Theories, Techniques, and the Impacts of Computer-mediated Conferencing in a University Writing Center: Toward a Model for Training Programs

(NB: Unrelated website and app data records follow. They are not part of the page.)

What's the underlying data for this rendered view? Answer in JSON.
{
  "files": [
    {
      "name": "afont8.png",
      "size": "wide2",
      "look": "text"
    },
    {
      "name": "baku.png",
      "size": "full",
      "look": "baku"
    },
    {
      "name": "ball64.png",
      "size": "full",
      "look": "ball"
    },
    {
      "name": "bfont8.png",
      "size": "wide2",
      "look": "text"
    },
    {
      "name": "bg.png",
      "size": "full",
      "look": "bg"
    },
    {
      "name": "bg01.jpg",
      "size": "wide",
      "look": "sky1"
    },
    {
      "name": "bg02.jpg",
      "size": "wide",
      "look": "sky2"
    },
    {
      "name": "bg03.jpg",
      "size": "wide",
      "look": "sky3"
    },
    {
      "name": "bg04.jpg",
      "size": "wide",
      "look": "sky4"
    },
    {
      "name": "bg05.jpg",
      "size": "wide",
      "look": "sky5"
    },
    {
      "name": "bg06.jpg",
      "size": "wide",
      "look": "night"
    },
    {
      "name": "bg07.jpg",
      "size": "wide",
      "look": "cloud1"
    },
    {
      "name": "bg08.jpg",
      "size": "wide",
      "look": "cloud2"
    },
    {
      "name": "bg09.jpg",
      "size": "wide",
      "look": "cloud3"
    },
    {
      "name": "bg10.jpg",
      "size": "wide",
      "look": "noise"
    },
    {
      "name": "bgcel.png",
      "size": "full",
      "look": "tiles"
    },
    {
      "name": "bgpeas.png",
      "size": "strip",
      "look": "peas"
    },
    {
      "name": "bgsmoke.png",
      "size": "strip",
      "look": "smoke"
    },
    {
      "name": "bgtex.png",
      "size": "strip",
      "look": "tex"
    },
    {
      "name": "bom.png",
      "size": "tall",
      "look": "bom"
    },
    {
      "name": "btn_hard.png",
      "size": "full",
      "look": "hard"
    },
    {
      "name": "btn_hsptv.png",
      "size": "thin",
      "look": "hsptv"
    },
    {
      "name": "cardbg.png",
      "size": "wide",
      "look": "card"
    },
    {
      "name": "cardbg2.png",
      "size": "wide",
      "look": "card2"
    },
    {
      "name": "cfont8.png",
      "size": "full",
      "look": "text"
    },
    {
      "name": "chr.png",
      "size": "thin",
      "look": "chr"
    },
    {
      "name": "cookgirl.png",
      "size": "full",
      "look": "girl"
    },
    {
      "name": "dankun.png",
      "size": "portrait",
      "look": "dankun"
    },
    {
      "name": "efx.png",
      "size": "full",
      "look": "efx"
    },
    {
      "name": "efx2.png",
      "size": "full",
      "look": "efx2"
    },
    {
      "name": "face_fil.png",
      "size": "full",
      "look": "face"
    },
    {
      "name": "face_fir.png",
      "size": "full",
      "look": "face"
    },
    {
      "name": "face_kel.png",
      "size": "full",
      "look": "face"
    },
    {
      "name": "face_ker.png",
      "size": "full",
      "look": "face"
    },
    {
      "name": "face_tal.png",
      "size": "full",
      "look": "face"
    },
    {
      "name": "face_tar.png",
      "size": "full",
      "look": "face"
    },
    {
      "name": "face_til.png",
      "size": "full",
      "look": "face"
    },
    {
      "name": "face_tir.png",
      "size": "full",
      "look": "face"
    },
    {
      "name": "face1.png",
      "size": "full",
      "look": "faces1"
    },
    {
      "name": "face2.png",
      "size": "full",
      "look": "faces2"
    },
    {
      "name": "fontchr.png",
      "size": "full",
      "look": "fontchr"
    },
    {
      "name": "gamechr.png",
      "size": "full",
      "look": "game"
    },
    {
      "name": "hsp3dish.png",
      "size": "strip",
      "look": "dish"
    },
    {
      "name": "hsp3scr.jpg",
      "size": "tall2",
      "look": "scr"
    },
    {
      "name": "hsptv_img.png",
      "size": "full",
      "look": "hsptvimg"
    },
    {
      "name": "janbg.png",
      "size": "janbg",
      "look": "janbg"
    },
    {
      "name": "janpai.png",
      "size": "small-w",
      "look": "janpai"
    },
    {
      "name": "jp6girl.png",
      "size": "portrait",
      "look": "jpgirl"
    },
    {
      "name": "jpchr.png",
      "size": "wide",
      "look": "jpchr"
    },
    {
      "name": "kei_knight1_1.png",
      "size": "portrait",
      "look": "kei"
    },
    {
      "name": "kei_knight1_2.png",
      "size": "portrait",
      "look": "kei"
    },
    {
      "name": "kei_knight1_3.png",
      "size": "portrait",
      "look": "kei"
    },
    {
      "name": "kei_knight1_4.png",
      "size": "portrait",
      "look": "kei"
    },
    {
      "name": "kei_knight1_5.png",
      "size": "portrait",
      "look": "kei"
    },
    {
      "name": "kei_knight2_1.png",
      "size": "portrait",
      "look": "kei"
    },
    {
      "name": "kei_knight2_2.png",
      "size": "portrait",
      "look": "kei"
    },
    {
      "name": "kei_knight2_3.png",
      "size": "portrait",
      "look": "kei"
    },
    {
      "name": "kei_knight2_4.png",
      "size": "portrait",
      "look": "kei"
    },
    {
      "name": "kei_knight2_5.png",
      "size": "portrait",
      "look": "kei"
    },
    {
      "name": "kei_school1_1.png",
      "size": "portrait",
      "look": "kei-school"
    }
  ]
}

In 1984, Stephen North said of writing center research: "There is not a single published study of what happens in writing center tutorials" (433). In the eighteen years since then, writing center practitioners and scholars have produced impressive research and development work, but few empirical studies have added to the sub-field of computer-mediated writing conferencing, though there are more than 300 online writing labs, OWLs, listed on the National Writing Centers Association website. This study started with the understanding that there are significant behavior, communication, and tutoring technique differences between online tutoring and face-to-face tutoring that can affect tutor training, which the research from the fields of computers and composition, computer-mediated communication, and writing centers shows. The purpose of this research was to describe the nature of the online writing lab tutorial. Qualitative analysis was used to prepare a full picture of the online tutoring sessions of three tutors over a six-week period in the Radford University Writing Center. The researcher took the role of participant/observer/interviewer for the sessions. Interviews and talk during conferences with the tutors, were transcribed, coded and contextualized, adding to the understanding of the tutor?s online work. Using a functional analysis model created by Gere and Abbott (1985) and applied by Hewett (1999), transcripts of the tutorial conferences were divided by linguistic idea units and coded according to function, intent, and consciousness. Additionally, a coding scheme was created out of the interview transcripts and from the tutorial responses of this study that focused on the technical and social aspects of the online conferencing, which helped objectify the nature of computer-mediated conference.
- Doctoral Dissertations